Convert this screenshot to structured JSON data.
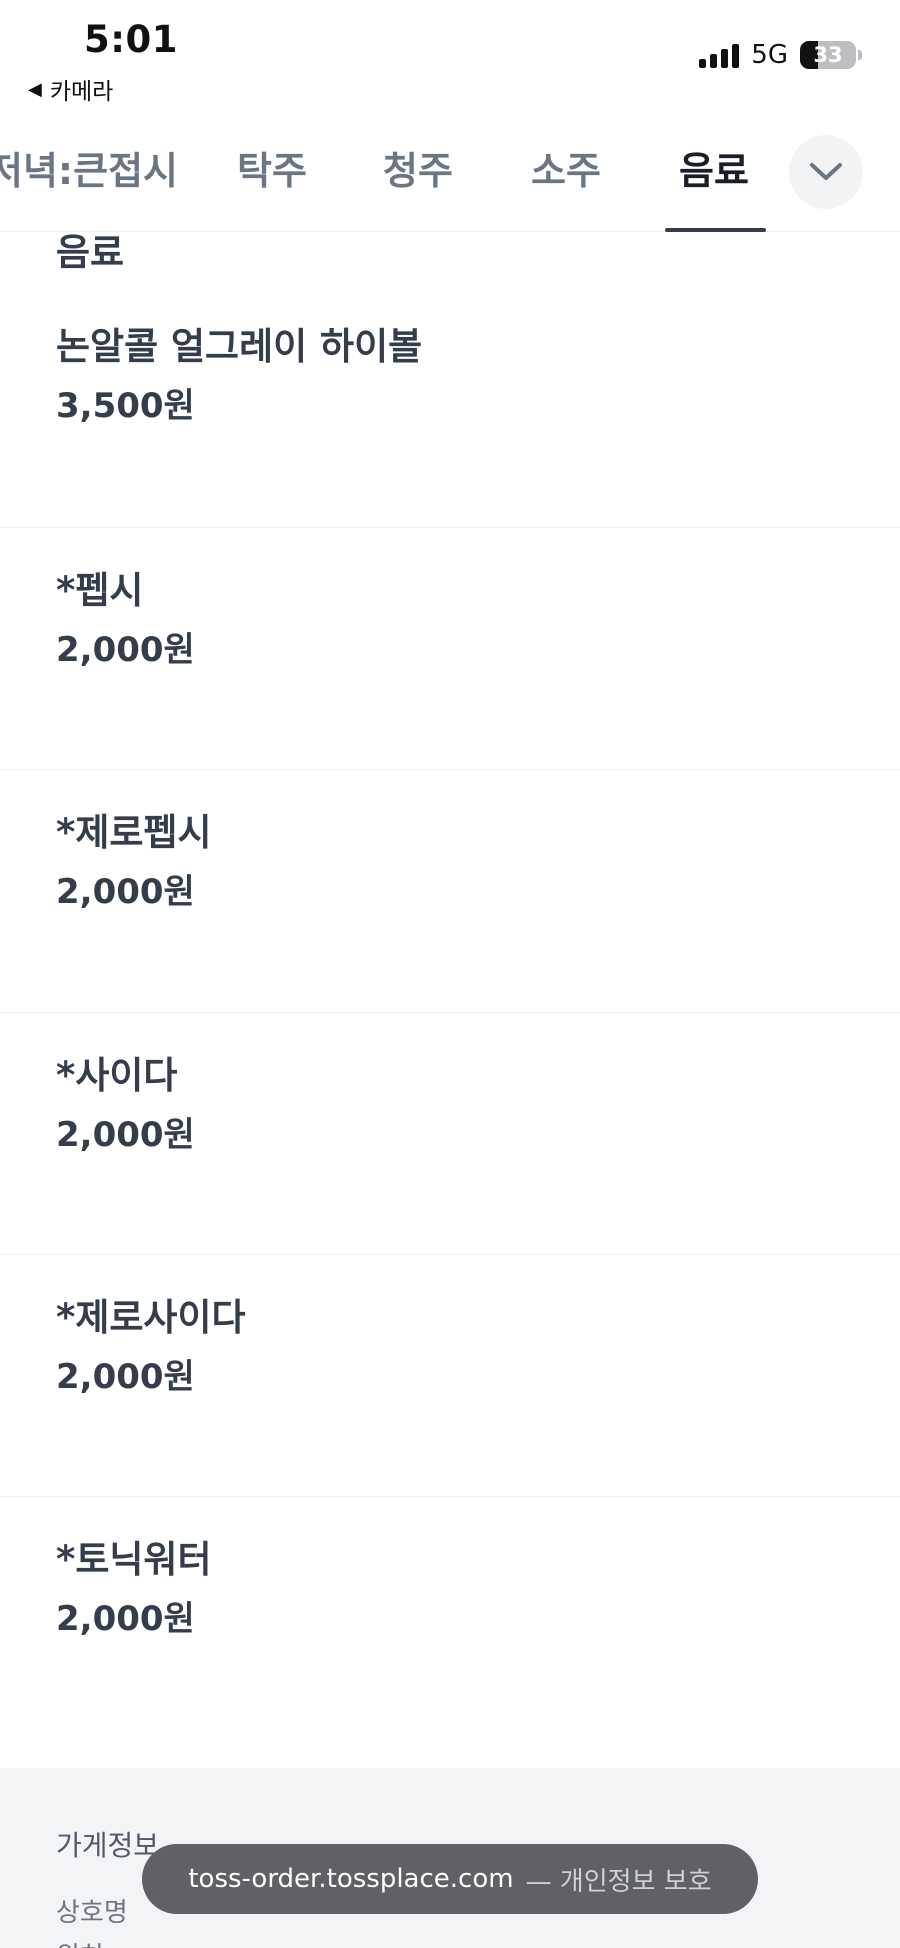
{
  "status": {
    "time": "5:01",
    "back_app": "카메라",
    "network": "5G",
    "battery": "33"
  },
  "tabs": [
    {
      "label": "저녁:큰접시",
      "active": false
    },
    {
      "label": "탁주",
      "active": false
    },
    {
      "label": "청주",
      "active": false
    },
    {
      "label": "소주",
      "active": false
    },
    {
      "label": "음료",
      "active": true
    }
  ],
  "section": {
    "title": "음료"
  },
  "menu": [
    {
      "name": "논알콜 얼그레이 하이볼",
      "price": "3,500원"
    },
    {
      "name": "*펩시",
      "price": "2,000원"
    },
    {
      "name": "*제로펩시",
      "price": "2,000원"
    },
    {
      "name": "*사이다",
      "price": "2,000원"
    },
    {
      "name": "*제로사이다",
      "price": "2,000원"
    },
    {
      "name": "*토닉워터",
      "price": "2,000원"
    }
  ],
  "footer": {
    "title": "가게정보",
    "row1": "상호명",
    "row2": "위치"
  },
  "url_bar": {
    "host": "toss-order.tossplace.com",
    "note": "— 개인정보 보호"
  },
  "colors": {
    "text_primary": "#333d4b",
    "tab_inactive": "#6b7684",
    "footer_bg": "#f2f4f6",
    "toast_bg": "#5f6166"
  }
}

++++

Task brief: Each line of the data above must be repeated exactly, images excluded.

Answer for the task:
Convert this screenshot to structured JSON data.
{
  "status": {
    "time": "5:01",
    "back_app": "카메라",
    "network": "5G",
    "battery": "33"
  },
  "tabs": [
    {
      "label": "저녁:큰접시",
      "active": false
    },
    {
      "label": "탁주",
      "active": false
    },
    {
      "label": "청주",
      "active": false
    },
    {
      "label": "소주",
      "active": false
    },
    {
      "label": "음료",
      "active": true
    }
  ],
  "section": {
    "title": "음료"
  },
  "menu": [
    {
      "name": "논알콜 얼그레이 하이볼",
      "price": "3,500원"
    },
    {
      "name": "*펩시",
      "price": "2,000원"
    },
    {
      "name": "*제로펩시",
      "price": "2,000원"
    },
    {
      "name": "*사이다",
      "price": "2,000원"
    },
    {
      "name": "*제로사이다",
      "price": "2,000원"
    },
    {
      "name": "*토닉워터",
      "price": "2,000원"
    }
  ],
  "footer": {
    "title": "가게정보",
    "row1": "상호명",
    "row2": "위치"
  },
  "url_bar": {
    "host": "toss-order.tossplace.com",
    "note": "— 개인정보 보호"
  },
  "colors": {
    "text_primary": "#333d4b",
    "tab_inactive": "#6b7684",
    "footer_bg": "#f2f4f6",
    "toast_bg": "#5f6166"
  }
}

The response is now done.